Tuesday, April 28, 2009

Bankrupting the Coal Industry

On November 2 I posted the widely circulated YouTube video of the Chronicle interview where Obama promises to bankrupt the coal industry (there were some lively comments on that post, also!).

Now it seems as if this is a promise Obama is determined to keep. You might remember that he said this:

What I’ve said is that we would put a cap and trade system in place that is as aggressive, if not more aggressive, than anybody else’s out there.

I was the first to call for a 100% auction on the cap and trade system, which means that every unit of carbon or greenhouse gases emitted would be charged to the polluter. That will create a market in which whatever technologies are out there that are being presented, whatever power plants that are being built, that they would have to meet the rigors of that market and the ratcheted down caps that are being placed, imposed every year.

if somebody wants to build a coal-powered plant, they can; it’s just that it will bankrupt them because they’re going to be charged a huge sum for all that greenhouse gas that’s being emitted.

That will also generate billions of dollars that we can invest in solar, wind, biodiesel and other alternative energy approaches.
The only thing I’ve said with respect to coal, I haven’t been some coal booster. What I have said is that for us to take coal off the table as a ideological matter as opposed to saying if technology allows us to use coal in a clean way, we should pursue it.

So if somebody wants to build a coal-powered plant, they can.
It’s just that it will bankrupt them.

Right. So last month the EPA, striking fear in Appalachia, announced they will review 150 to 200 coal mine permit applications. They singled out two proposed mines in West Virginia and Kentucky (McCain won in West Va., 53% to 46% and McCain carried Kentucky 58% to 41%).

The National Mining Association estimates these reviews could threaten 77,500 jobs. How's that for a stimulus? Of course, environmentalists see it differently - they see it as an "opportunity" to spark new green jobs.

In addition, Ed Morrissey writes today about the EPA decision to "renege on a permit already granted to open a coal-generator plant" in New Mexico:

"In a dramatic move yesterday, the U.S. Environmental Protection Agency (EPA) withdrew the air quality permit it issued last summer for the Desert Rock coal-fired power plant, which is slated to be built on the Navajo Nation in the Four Corners region just southwest of Farmington, New Mexico. …

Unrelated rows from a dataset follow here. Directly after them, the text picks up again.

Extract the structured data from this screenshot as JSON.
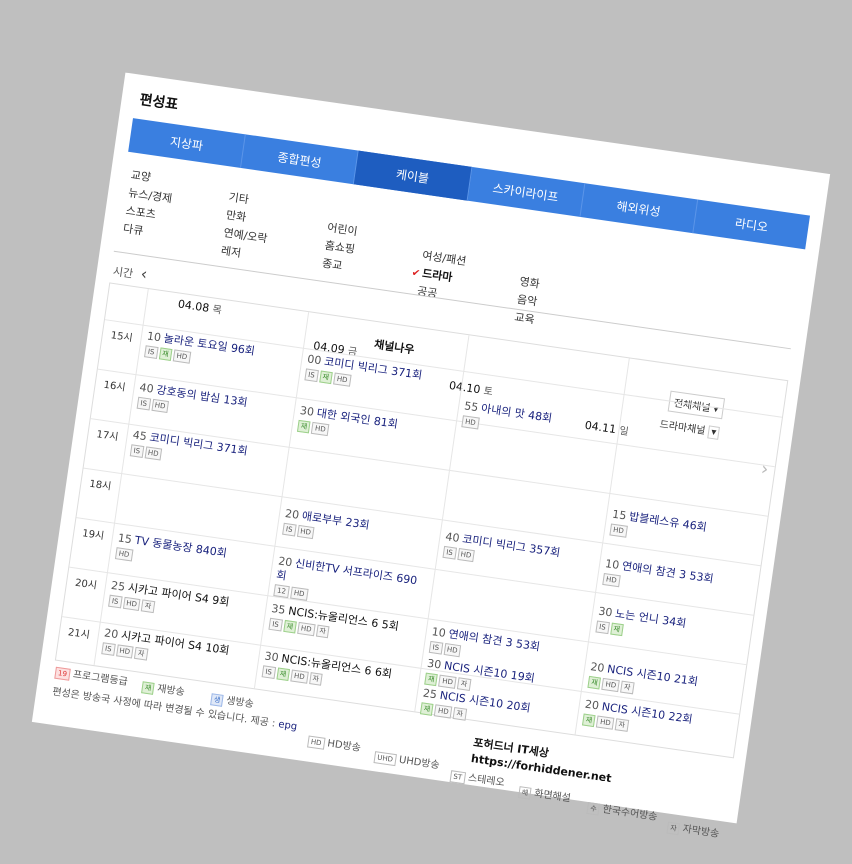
{
  "page_title": "편성표",
  "tabs": [
    {
      "label": "지상파",
      "active": false
    },
    {
      "label": "종합편성",
      "active": false
    },
    {
      "label": "케이블",
      "active": true
    },
    {
      "label": "스카이라이프",
      "active": false
    },
    {
      "label": "해외위성",
      "active": false
    },
    {
      "label": "라디오",
      "active": false
    }
  ],
  "categories": {
    "col1": [
      "교양",
      "뉴스/경제",
      "스포츠",
      "다큐"
    ],
    "col2": [
      "기타",
      "만화",
      "연예/오락",
      "레저"
    ],
    "col3": [
      "어린이",
      "홈쇼핑",
      "종교"
    ],
    "col4": [
      "여성/패션",
      "드라마",
      "공공"
    ],
    "col5": [
      "영화",
      "음악",
      "교육"
    ],
    "selected": "드라마"
  },
  "time_label": "시간",
  "channel": "채널나우",
  "all_channels_label": "전체채널",
  "drama_channels_label": "드라마채널",
  "days": [
    {
      "date": "04.08",
      "weekday": "목"
    },
    {
      "date": "04.09",
      "weekday": "금"
    },
    {
      "date": "04.10",
      "weekday": "토"
    },
    {
      "date": "04.11",
      "weekday": "일"
    }
  ],
  "hours": [
    "15시",
    "16시",
    "17시",
    "18시",
    "19시",
    "20시",
    "21시"
  ],
  "programs": [
    {
      "minute": "10",
      "title": "놀라운 토요일 96회",
      "badges": [
        "IS",
        "재",
        "HD"
      ]
    },
    {
      "minute": "40",
      "title": "강호동의 밥심 13회",
      "badges": [
        "IS",
        "HD"
      ]
    },
    {
      "minute": "45",
      "title": "코미디 빅리그 371회",
      "badges": [
        "IS",
        "HD"
      ]
    },
    {
      "minute": "15",
      "title": "TV 동물농장 840회",
      "badges": [
        "HD"
      ]
    },
    {
      "minute": "25",
      "title": "시카고 파이어 S4 9회",
      "badges": [
        "IS",
        "HD",
        "자"
      ]
    },
    {
      "minute": "20",
      "title": "시카고 파이어 S4 10회",
      "badges": [
        "IS",
        "HD",
        "자"
      ]
    },
    {
      "minute": "00",
      "title": "코미디 빅리그 371회",
      "badges": [
        "IS",
        "재",
        "HD"
      ]
    },
    {
      "minute": "30",
      "title": "대한 외국인 81회",
      "badges": [
        "재",
        "HD"
      ]
    },
    {
      "minute": "20",
      "title": "애로부부 23회",
      "badges": [
        "IS",
        "HD"
      ]
    },
    {
      "minute": "20",
      "title": "신비한TV 서프라이즈 690회",
      "badges": [
        "12",
        "HD"
      ]
    },
    {
      "minute": "35",
      "title": "NCIS:뉴올리언스 6 5회",
      "badges": [
        "IS",
        "재",
        "HD",
        "자"
      ]
    },
    {
      "minute": "30",
      "title": "NCIS:뉴올리언스 6 6회",
      "badges": [
        "IS",
        "재",
        "HD",
        "자"
      ]
    },
    {
      "minute": "55",
      "title": "아내의 맛 48회",
      "badges": [
        "HD"
      ]
    },
    {
      "minute": "40",
      "title": "코미디 빅리그 357회",
      "badges": [
        "IS",
        "HD"
      ]
    },
    {
      "minute": "10",
      "title": "연애의 참견 3 53회",
      "badges": [
        "IS",
        "HD"
      ]
    },
    {
      "minute": "30",
      "title": "NCIS 시즌10 19회",
      "badges": [
        "재",
        "HD",
        "자"
      ]
    },
    {
      "minute": "25",
      "title": "NCIS 시즌10 20회",
      "badges": [
        "재",
        "HD",
        "자"
      ]
    },
    {
      "minute": "15",
      "title": "밥블레스유 46회",
      "badges": [
        "HD"
      ]
    },
    {
      "minute": "10",
      "title": "연애의 참견 3 53회",
      "badges": [
        "HD"
      ]
    },
    {
      "minute": "30",
      "title": "노는 언니 34회",
      "badges": [
        "IS",
        "재"
      ]
    },
    {
      "minute": "20",
      "title": "NCIS 시즌10 21회",
      "badges": [
        "재",
        "HD",
        "자"
      ]
    },
    {
      "minute": "20",
      "title": "NCIS 시즌10 22회",
      "badges": [
        "재",
        "HD",
        "자"
      ]
    }
  ],
  "legend": {
    "rating": "프로그램등급",
    "rerun": "재방송",
    "live": "생방송",
    "hd": "HD방송",
    "uhd": "UHD방송",
    "stereo": "스테레오",
    "commentary": "화면해설",
    "sign": "한국수어방송",
    "subtitle": "자막방송",
    "notice": "편성은 방송국 사정에 따라 변경될 수 있습니다.",
    "provider_label": "제공 :",
    "provider": "epg"
  },
  "watermark": {
    "line1": "포허드너 IT세상",
    "line2": "https://forhiddener.net"
  }
}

"Jeff Holmstead, former head of the air program at EPA and now head of the Environmental Strategies Group at Bracewell & Giuliani, the law firm representing the plant’s developer, Sithe Global, said in a statement that he has “never seen anything like it.”

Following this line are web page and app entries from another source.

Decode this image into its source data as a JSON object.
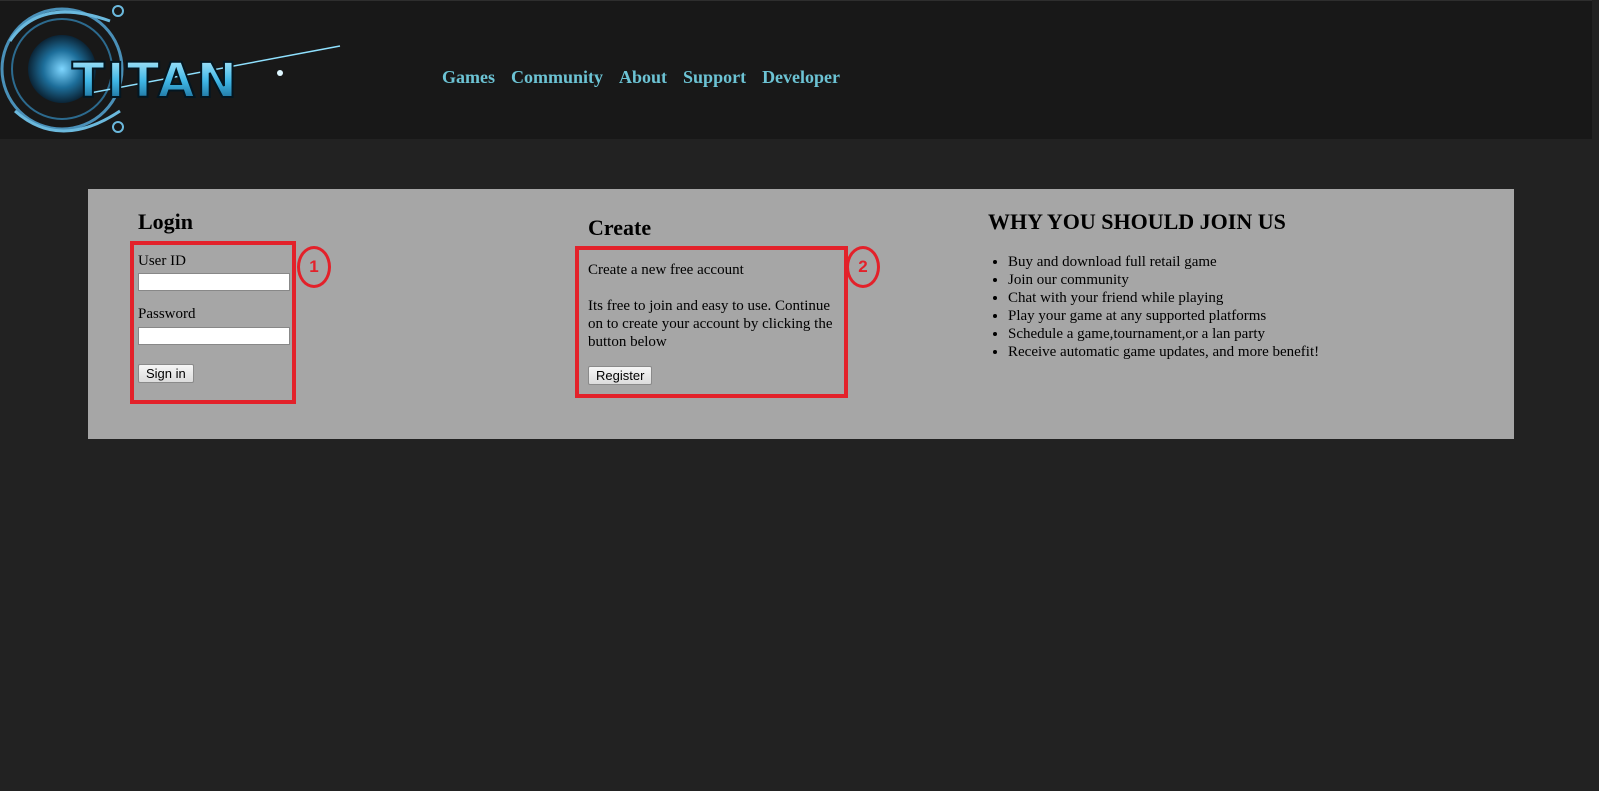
{
  "header": {
    "logo_text": "TITAN",
    "nav": [
      "Games",
      "Community",
      "About",
      "Support",
      "Developer"
    ]
  },
  "login": {
    "title": "Login",
    "user_id_label": "User ID",
    "user_id_value": "",
    "password_label": "Password",
    "password_value": "",
    "sign_in_label": "Sign in"
  },
  "create": {
    "title": "Create",
    "line1": "Create a new free account",
    "line2": "Its free to join and easy to use. Continue on to create your account by clicking the button below",
    "register_label": "Register"
  },
  "why": {
    "title": "WHY YOU SHOULD JOIN US",
    "items": [
      "Buy and download full retail game",
      "Join our community",
      "Chat with your friend while playing",
      "Play your game at any supported platforms",
      "Schedule a game,tournament,or a lan party",
      "Receive automatic game updates, and more benefit!"
    ]
  },
  "annotations": {
    "marker_1": "1",
    "marker_2": "2",
    "color": "#e3212a"
  },
  "colors": {
    "nav_link": "#6cc3d4",
    "panel_bg": "#a6a6a6",
    "page_bg": "#222222",
    "header_bg": "#181818"
  }
}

"'I don’t think anyone ever imagined that the new team at EPA would seem to have such little regard for due process or basic notions of fairness,' Holmstead said. 'Everyone understands that a new Administration has discretion to change rules and policies prospectively. But I’ve never seen any Administration try to change policies and rules retroactively.'"

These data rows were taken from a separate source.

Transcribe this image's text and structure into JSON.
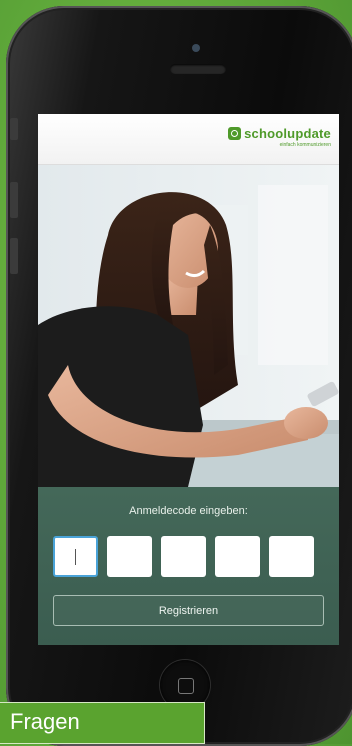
{
  "brand": {
    "name": "schoolupdate",
    "tagline": "einfach kommunizieren",
    "color": "#4f9a2a"
  },
  "login": {
    "prompt": "Anmeldecode eingeben:",
    "code_digits": [
      "",
      "",
      "",
      "",
      ""
    ],
    "active_index": 0,
    "register_label": "Registrieren"
  },
  "overlay": {
    "fragen_label": "Fragen"
  },
  "colors": {
    "panel": "#3e6254",
    "background": "#6db742",
    "active_border": "#4aa3d8"
  },
  "icons": {
    "logo": "schoolupdate-logo-icon",
    "home": "home-button-icon"
  }
}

Yesterday, the WSJ had an article about the Obama administration attempting to reverse a Bush rule regarding mountaintop mining. The coal industry defends this practice as a safer and cheaper alternative to underground mining, but the environmentalists argue that it damages water quality and stream habitats.

This reversal will affect the central Appalachia region in West Virginia which produces about 10% of U.S. coal.

I honestly don't know enough about the mountaintop mining issue to pass judgment; I do know that the coal industry is required to restore much of the land that they damage, but this can't be done in it's entirety. I also know that you can't have it both ways. We are a nation dependent on the coal industry; you can't simply cut that off overnight because the new administration decides that some streams and fish are getting the short end of the stick.

Taken all together, however, these recent decisions by the Obama administration against the coal industry appear to advance his promise to bankrupt the coal industry.

Overall, this seems to me a reckless policy when also taken with his decision to limit offshore drilling and the long-standing position of restricted domestic drilling (ANWAR, for example). We do not have these fantasy renewable energy policies in place.

If Obama wants to go tilting at windmills and build wind farms, lets get those things in place and running effectively before we decimate our other sources of energy and put thousands of people out of work.

1 comment:

yukio ngaby said...

The only viable way to decrease coal usage is with nuclear power, but no one wants to do that.

Wind farms and solar energy are pipe dreams. They simply do not produce enough power. The enviromental ramifications of putting huge solar collecting plants in the southwest deserts (they have to be coooled with water) make it comepletely unfeasible and windmills break down all the times and couldn't produce even close to the amount of energy we need when they're running flawlessly.

If this nonsense continues, what we're looking at in the future is hugely increased electric and heating bills, along with brownouts, and an increase in the cost of consumer items since the costs of production and transportation will skyrocket.